As far as classic horrors go there’s plenty to appreciate when it comes to this Amicus title that features an above average cast including two of the biggest names ever to grace the genre, Lee and Cushing. It’s from director Peter Duffell and producers Milton Subotsky and Max Rosenberg. The producers had already begun featuring their anthology horrors as far back as 1964’s Dr. Terror’s House of Horrors and as recently as 68’s Torture Garden. It’s a theme they would continue to mine in the years ahead.

There are four blood chilling tales to be told concerning the house and the fate of those who have lived there in the past and the present. Wrapping the stories together, the most current tenant has disappeared and his case is being looked into by police inspector, John Bennett. The stories of the house are relayed to him by real estate agent, Abraham Stoker (you read that right) as enacted by John Bryans, who believes the house carries with it the power to bring evil to those who occupy it.

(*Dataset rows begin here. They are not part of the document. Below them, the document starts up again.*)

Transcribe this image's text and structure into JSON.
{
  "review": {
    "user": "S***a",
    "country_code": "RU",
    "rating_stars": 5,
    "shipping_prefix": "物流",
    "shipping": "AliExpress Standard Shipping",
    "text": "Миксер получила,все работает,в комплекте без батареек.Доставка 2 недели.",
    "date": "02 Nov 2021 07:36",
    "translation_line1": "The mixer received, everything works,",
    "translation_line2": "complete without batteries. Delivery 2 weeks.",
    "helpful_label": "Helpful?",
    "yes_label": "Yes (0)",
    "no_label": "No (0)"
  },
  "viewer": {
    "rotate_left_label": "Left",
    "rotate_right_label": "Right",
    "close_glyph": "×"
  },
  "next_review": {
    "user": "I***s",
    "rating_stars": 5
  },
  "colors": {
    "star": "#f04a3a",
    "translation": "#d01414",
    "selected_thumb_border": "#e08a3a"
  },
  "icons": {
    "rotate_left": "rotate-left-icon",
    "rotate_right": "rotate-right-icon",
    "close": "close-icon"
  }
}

First up is that great character player Denholm Elliott as a writer looking to find a place that will inspire him to complete his current novel. A lurid tale of a strangler. Elliott’s author is somewhat of a Stephen King in the world of books. He and his wife, Joanna Durnham, seem a lovely couple but what happens when Elliott begins to see his literary creation hiding in the shadows and around the property? Yes there’s a strangler loose and there’s a twist involved you might not see coming.

In the second segment we’re gifted with the gentleman of horror, Peter Cushing. He’s a retired gent who takes up a country lifestyle in our eerie house. While he mourns for a lost love seen in an old photograph he makes the discovery that a wax figure in a local house of horrors bears a striking resemblance to her and he’s having a hard time staying away from the lurid museum. When Joss Ackland, an old friend stops by we’ll learn that he too carried a torch for the same woman. Once Ackland discovers the wax figure’s likeness, he and Peter are going to discover the secret behind her and the curator who cares for this lady in wax. “There’s something evil about that place.”

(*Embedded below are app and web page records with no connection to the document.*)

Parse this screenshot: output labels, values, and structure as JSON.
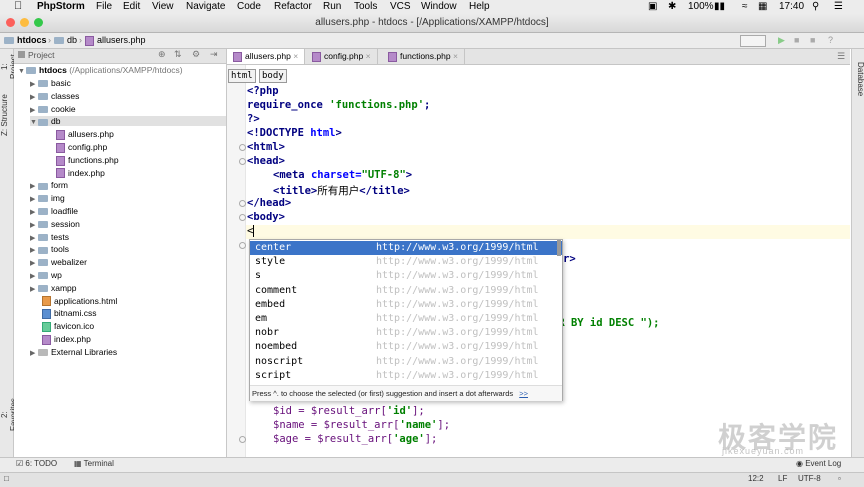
{
  "menubar": {
    "app": "PhpStorm",
    "items": [
      "File",
      "Edit",
      "View",
      "Navigate",
      "Code",
      "Refactor",
      "Run",
      "Tools",
      "VCS",
      "Window",
      "Help"
    ],
    "battery": "100%",
    "time": "17:40"
  },
  "window": {
    "title": "allusers.php - htdocs - [/Applications/XAMPP/htdocs]"
  },
  "breadcrumbs": [
    "htdocs",
    "db",
    "allusers.php"
  ],
  "project_panel": {
    "title": "Project",
    "root": "htdocs",
    "root_path": "(/Applications/XAMPP/htdocs)",
    "items": [
      {
        "label": "basic",
        "type": "folder"
      },
      {
        "label": "classes",
        "type": "folder"
      },
      {
        "label": "cookie",
        "type": "folder"
      },
      {
        "label": "db",
        "type": "folder-open"
      },
      {
        "label": "allusers.php",
        "type": "php"
      },
      {
        "label": "config.php",
        "type": "php"
      },
      {
        "label": "functions.php",
        "type": "php"
      },
      {
        "label": "index.php",
        "type": "php"
      },
      {
        "label": "form",
        "type": "folder"
      },
      {
        "label": "img",
        "type": "folder"
      },
      {
        "label": "loadfile",
        "type": "folder"
      },
      {
        "label": "session",
        "type": "folder"
      },
      {
        "label": "tests",
        "type": "folder"
      },
      {
        "label": "tools",
        "type": "folder"
      },
      {
        "label": "webalizer",
        "type": "folder"
      },
      {
        "label": "wp",
        "type": "folder"
      },
      {
        "label": "xampp",
        "type": "folder"
      },
      {
        "label": "applications.html",
        "type": "html"
      },
      {
        "label": "bitnami.css",
        "type": "css"
      },
      {
        "label": "favicon.ico",
        "type": "ico"
      },
      {
        "label": "index.php",
        "type": "php"
      },
      {
        "label": "External Libraries",
        "type": "lib"
      }
    ]
  },
  "side_labels": {
    "project": "1: Project",
    "structure": "Z: Structure",
    "favorites": "2: Favorites",
    "database": "Database"
  },
  "tabs": [
    "allusers.php",
    "config.php",
    "functions.php"
  ],
  "editor_breadcrumb": [
    "html",
    "body"
  ],
  "code": {
    "l1": "<?php",
    "l2a": "require_once ",
    "l2b": "'functions.php'",
    "l2c": ";",
    "l3": "?>",
    "l4a": "<!DOCTYPE ",
    "l4b": "html",
    "l4c": ">",
    "l5": "<html>",
    "l6": "<head>",
    "l7a": "<meta ",
    "l7b": "charset=",
    "l7c": "\"UTF-8\"",
    "l7d": ">",
    "l8a": "<title>",
    "l8b": "所有用户",
    "l8c": "</title>",
    "l9": "</head>",
    "l10": "<body>",
    "l11": "<",
    "frag_r": "r>",
    "frag_desc": "ER BY id DESC \");",
    "l_id_a": "$id = $result_arr[",
    "l_id_b": "'id'",
    "l_id_c": "];",
    "l_name_a": "$name = $result_arr[",
    "l_name_b": "'name'",
    "l_name_c": "];",
    "l_age_a": "$age = $result_arr[",
    "l_age_b": "'age'",
    "l_age_c": "];"
  },
  "completion": {
    "items": [
      {
        "name": "center",
        "url": "http://www.w3.org/1999/html"
      },
      {
        "name": "style",
        "url": "http://www.w3.org/1999/html"
      },
      {
        "name": "s",
        "url": "http://www.w3.org/1999/html"
      },
      {
        "name": "comment",
        "url": "http://www.w3.org/1999/html"
      },
      {
        "name": "embed",
        "url": "http://www.w3.org/1999/html"
      },
      {
        "name": "em",
        "url": "http://www.w3.org/1999/html"
      },
      {
        "name": "nobr",
        "url": "http://www.w3.org/1999/html"
      },
      {
        "name": "noembed",
        "url": "http://www.w3.org/1999/html"
      },
      {
        "name": "noscript",
        "url": "http://www.w3.org/1999/html"
      },
      {
        "name": "script",
        "url": "http://www.w3.org/1999/html"
      }
    ],
    "footer": "Press ^. to choose the selected (or first) suggestion and insert a dot afterwards",
    "footer_link": ">>"
  },
  "bottom_tools": {
    "todo": "6: TODO",
    "terminal": "Terminal",
    "event_log": "Event Log"
  },
  "status": {
    "position": "12:2",
    "line_sep": "LF",
    "encoding": "UTF-8"
  },
  "watermark": {
    "text": "极客学院",
    "sub": "jikexueyuan.com"
  }
}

Number three brings Christopher Lee into the home. No one, I mean NO ONE does arrogant on camera quite as well as Sir Christopher. He’s moved into the home with his little girl who needs a tutor. Lee’s a widower and refuses to let his child play with others or possess any toys. He goes about hiring the cute little girl a nanny played by Nyree Dawn Porter. Porter can’t grasp why Lee is so cold and distant to his own daughter and when he throws a doll that Porter buys the girl into the fireplace his fate is firmly set in place. The truth is he’s terrified of her in this tale of witchcraft and voodoo that holds a great piece of trivia for film buffs. When Lee is casually sitting back reading a novel by the fireplace, the book is indeed Tolkien’s Lord of the Rings.

The fourth story brings the plot full circle and it’s easily the best of the quartet. Jon Pertwee is starring here as a world famous horror star making an all new Dracula film. This leads to the film’s biggest laugh when he talks of great Dracula films from the good old days, “the one with Bela Lugosi of course, not this new fellow,” Never fails to elicit a laugh at the expense of Mr. Lee. Pertwee isn’t enamored of the budget on his latest vampire film and needs an authentic cloak for the part. Little does he know that one is awaiting him in the antique store owned by a morbid looking Geoffrey Bayldon. Cult favorite Ingrid Pitt adds flavor to the story as Pertwee’s co-star in the film within a film and true to her cinematic typecasting, she’s going to make for one sexy vampire before this blood thirsty segment comes to a close.

There will be a wrap up in the police investigation that I’ll leave for you to discover should you pick up a copy of this Amicus winner that was recently released on blu ray from Scream Factory.

A fun effort overall for fans who enjoy this kind of thing and are more than knowledgeable when it comes to the careers of Lee and Cushing. I’m always looking to see what props Peter utilizes and when Lee plays it arrogant I can’t help but chuckle at some of the rude things he’s up to in his interactions with other people on camera. The one thing that could be considered a letdown here is the fact that the two have been enlisted to star in different segments and share no screen time together. Aside from that it’s a good Amicus entry that saves the best segment for last going out on a high.